There are plenty of articles that talk about “optimising for the common case”, but nothing drives that rule home like encountering it in the real world, as I discovered recently while having dinner with my friends, Jim and Anna.

Jim does most of the cooking in their household (he’s mad about cooking), so Christmas and birthdays usually result in a few cooking gadgets being bought as presents, all of which need to find new homes in the kitchen. Since Anna is the better organiser, this job always falls to her.

After the kitchen has been rearranged, she always gives Jim a walk through of where things are now located: “See? The new blender is next to the fruit bowl so we can have smoothies every morning for breakfast, and I put the Progressive International Green Asparagus Peeler on the hook next to pots so you’ll always know where it is.”

But the next time Jim tries to cook a meal he invariably discovers that one of the tools he uses the most is now stored at the back of the cupboard, or on top of it, or has been moved out of the kitchen altogether and now lives in a box under the stairs.

Jim’s culinary suffering is caused by one thing: Anna optimising the uncommon case.

The Common Case Is The Most Important

It can be difficult for a software engineer to focus on optimising things that will yield the largest reward. I often struggle myself. Instinctively, we’re drawn to the most complex and interesting areas because they’re the most fun, and the most important code isn’t always the most interesting.

Now, Anna is really good at organising and she enjoys it a lot. But even though her kitchen is always neat and tidy, it doesn’t mean it’s organisesd in a way that will have the most benefit for the person doing the cooking.

Who cares if the good china is sorted by size and colour if your one and only chef’s knife is stored in a cupboard so high you need ladders to reach it every time?
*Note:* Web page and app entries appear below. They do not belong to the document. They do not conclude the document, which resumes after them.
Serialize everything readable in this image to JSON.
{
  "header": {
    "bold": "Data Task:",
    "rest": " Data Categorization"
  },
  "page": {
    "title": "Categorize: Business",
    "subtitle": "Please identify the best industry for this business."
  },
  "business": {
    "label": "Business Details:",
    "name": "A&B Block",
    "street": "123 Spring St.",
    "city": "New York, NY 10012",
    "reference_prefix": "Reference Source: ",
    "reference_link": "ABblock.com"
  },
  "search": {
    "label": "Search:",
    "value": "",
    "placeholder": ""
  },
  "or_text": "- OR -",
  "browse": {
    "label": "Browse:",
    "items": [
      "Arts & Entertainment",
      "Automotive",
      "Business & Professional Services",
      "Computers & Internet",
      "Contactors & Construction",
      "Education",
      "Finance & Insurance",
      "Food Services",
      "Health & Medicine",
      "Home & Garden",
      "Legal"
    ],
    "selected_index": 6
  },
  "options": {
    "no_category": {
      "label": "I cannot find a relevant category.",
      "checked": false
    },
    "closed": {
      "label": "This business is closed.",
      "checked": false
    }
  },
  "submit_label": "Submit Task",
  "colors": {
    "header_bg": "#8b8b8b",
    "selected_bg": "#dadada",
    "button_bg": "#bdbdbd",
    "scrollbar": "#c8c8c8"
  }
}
Find The Common Case

If Anna wants to know which utensils are the most important she could just ask Jim. He’s probably in tune enough with his cooking habits to answer accurately. But a more reliable method would be to observe him cooking monitor which ones he uses the most.

It’s the same thing with software. Engineers can ask their users what workflows or features they use the most (or worse, rely on their own intuition) but a far better way is to gather this data automatically through profiling or monitoring, or both.

Watch Out For Changes

Of course, things rarely stand still and it’s important to filter out the change that’s just noise from the change that has significance for day-to-day operations. Every once in a while Jim gets a present that replaces one of his faithful tools, and then it makes total sense to give that new gadget pride of place in the kitchen because it’s going to be used more than 95% of the other gadgets.

The optimisations of yesterday might no longer be applicable if your code base or user behaviour has changed significantly. You need to be vigilante and aware of when the common case has changed and has been replaced with something new.

Correct optimisation isn’t always about working on really hard and interesting problems, in fact, more often than not, it’s the really mundane code that offer the most gain when optimised.

It’s unfortunate that we can’t always be designing new algorithms or writing hand-crafted assembly, but then, real life isn’t all blenders and asparagus peelers either.